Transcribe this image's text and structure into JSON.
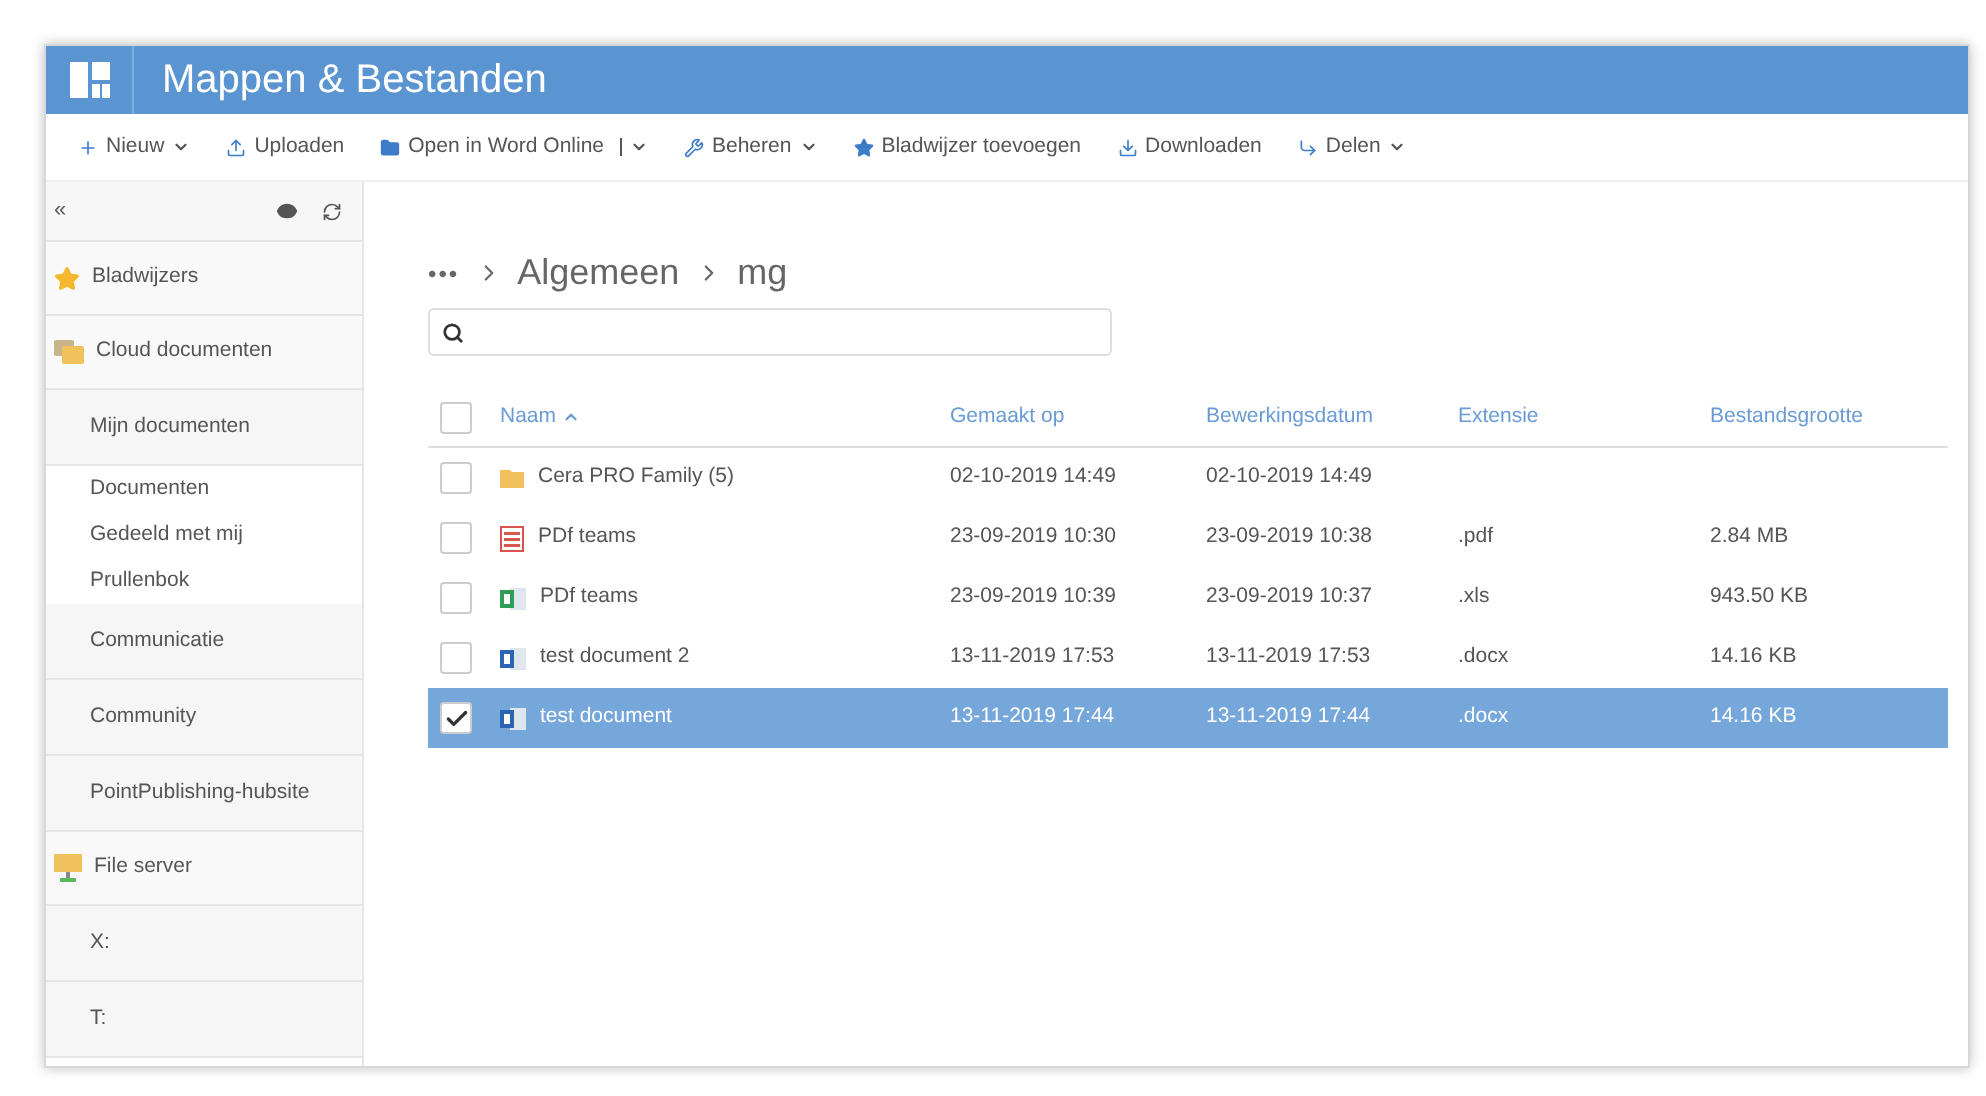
{
  "app": {
    "title": "Mappen & Bestanden"
  },
  "toolbar": [
    {
      "label": "Nieuw",
      "caret": true,
      "split": false
    },
    {
      "label": "Uploaden",
      "caret": false,
      "split": false
    },
    {
      "label": "Open in Word Online",
      "caret": true,
      "split": true
    },
    {
      "label": "Beheren",
      "caret": true,
      "split": false
    },
    {
      "label": "Bladwijzer toevoegen",
      "caret": false,
      "split": false
    },
    {
      "label": "Downloaden",
      "caret": false,
      "split": false
    },
    {
      "label": "Delen",
      "caret": true,
      "split": false
    }
  ],
  "sidebar": {
    "collapse": "«",
    "items": [
      {
        "kind": "section",
        "label": "Bladwijzers"
      },
      {
        "kind": "section",
        "label": "Cloud documenten"
      },
      {
        "kind": "site",
        "label": "Mijn documenten"
      },
      {
        "kind": "link",
        "label": "Documenten"
      },
      {
        "kind": "link",
        "label": "Gedeeld met mij"
      },
      {
        "kind": "link",
        "label": "Prullenbok"
      },
      {
        "kind": "site",
        "label": "Communicatie"
      },
      {
        "kind": "site",
        "label": "Community"
      },
      {
        "kind": "site",
        "label": "PointPublishing-hubsite"
      },
      {
        "kind": "section",
        "label": "File server"
      },
      {
        "kind": "site",
        "label": "X:"
      },
      {
        "kind": "site",
        "label": "T:"
      }
    ]
  },
  "breadcrumb": [
    "•••",
    "Algemeen",
    "mg"
  ],
  "table": {
    "all_selected": false,
    "columns": [
      "Naam",
      "Gemaakt op",
      "Bewerkingsdatum",
      "Extensie",
      "Bestandsgrootte"
    ],
    "rows": [
      {
        "kind": "folder",
        "name": "Cera PRO Family (5)",
        "created": "02-10-2019 14:49",
        "modified": "02-10-2019 14:49",
        "selected": false
      },
      {
        "kind": "pdf",
        "name": "PDf teams",
        "created": "23-09-2019 10:30",
        "modified": "23-09-2019 10:38",
        "extension": ".pdf",
        "size": "2.84 MB",
        "selected": false
      },
      {
        "kind": "excel",
        "name": "PDf teams",
        "created": "23-09-2019 10:39",
        "modified": "23-09-2019 10:37",
        "extension": ".xls",
        "size": "943.50 KB",
        "selected": false
      },
      {
        "kind": "word",
        "name": "test document 2",
        "created": "13-11-2019 17:53",
        "modified": "13-11-2019 17:53",
        "extension": ".docx",
        "size": "14.16 KB",
        "selected": false
      },
      {
        "kind": "word",
        "name": "test document",
        "created": "13-11-2019 17:44",
        "modified": "13-11-2019 17:44",
        "extension": ".docx",
        "size": "14.16 KB",
        "selected": true
      }
    ]
  }
}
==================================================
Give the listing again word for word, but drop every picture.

ANSWER TO THIS TASK:
Transcribe this image's text and structure into JSON.
{
  "app": {
    "title": "Mappen & Bestanden"
  },
  "toolbar": [
    {
      "label": "Nieuw",
      "caret": true,
      "split": false
    },
    {
      "label": "Uploaden",
      "caret": false,
      "split": false
    },
    {
      "label": "Open in Word Online",
      "caret": true,
      "split": true
    },
    {
      "label": "Beheren",
      "caret": true,
      "split": false
    },
    {
      "label": "Bladwijzer toevoegen",
      "caret": false,
      "split": false
    },
    {
      "label": "Downloaden",
      "caret": false,
      "split": false
    },
    {
      "label": "Delen",
      "caret": true,
      "split": false
    }
  ],
  "sidebar": {
    "collapse": "«",
    "items": [
      {
        "kind": "section",
        "label": "Bladwijzers"
      },
      {
        "kind": "section",
        "label": "Cloud documenten"
      },
      {
        "kind": "site",
        "label": "Mijn documenten"
      },
      {
        "kind": "link",
        "label": "Documenten"
      },
      {
        "kind": "link",
        "label": "Gedeeld met mij"
      },
      {
        "kind": "link",
        "label": "Prullenbok"
      },
      {
        "kind": "site",
        "label": "Communicatie"
      },
      {
        "kind": "site",
        "label": "Community"
      },
      {
        "kind": "site",
        "label": "PointPublishing-hubsite"
      },
      {
        "kind": "section",
        "label": "File server"
      },
      {
        "kind": "site",
        "label": "X:"
      },
      {
        "kind": "site",
        "label": "T:"
      }
    ]
  },
  "breadcrumb": [
    "•••",
    "Algemeen",
    "mg"
  ],
  "table": {
    "all_selected": false,
    "columns": [
      "Naam",
      "Gemaakt op",
      "Bewerkingsdatum",
      "Extensie",
      "Bestandsgrootte"
    ],
    "rows": [
      {
        "kind": "folder",
        "name": "Cera PRO Family (5)",
        "created": "02-10-2019 14:49",
        "modified": "02-10-2019 14:49",
        "selected": false
      },
      {
        "kind": "pdf",
        "name": "PDf teams",
        "created": "23-09-2019 10:30",
        "modified": "23-09-2019 10:38",
        "extension": ".pdf",
        "size": "2.84 MB",
        "selected": false
      },
      {
        "kind": "excel",
        "name": "PDf teams",
        "created": "23-09-2019 10:39",
        "modified": "23-09-2019 10:37",
        "extension": ".xls",
        "size": "943.50 KB",
        "selected": false
      },
      {
        "kind": "word",
        "name": "test document 2",
        "created": "13-11-2019 17:53",
        "modified": "13-11-2019 17:53",
        "extension": ".docx",
        "size": "14.16 KB",
        "selected": false
      },
      {
        "kind": "word",
        "name": "test document",
        "created": "13-11-2019 17:44",
        "modified": "13-11-2019 17:44",
        "extension": ".docx",
        "size": "14.16 KB",
        "selected": true
      }
    ]
  }
}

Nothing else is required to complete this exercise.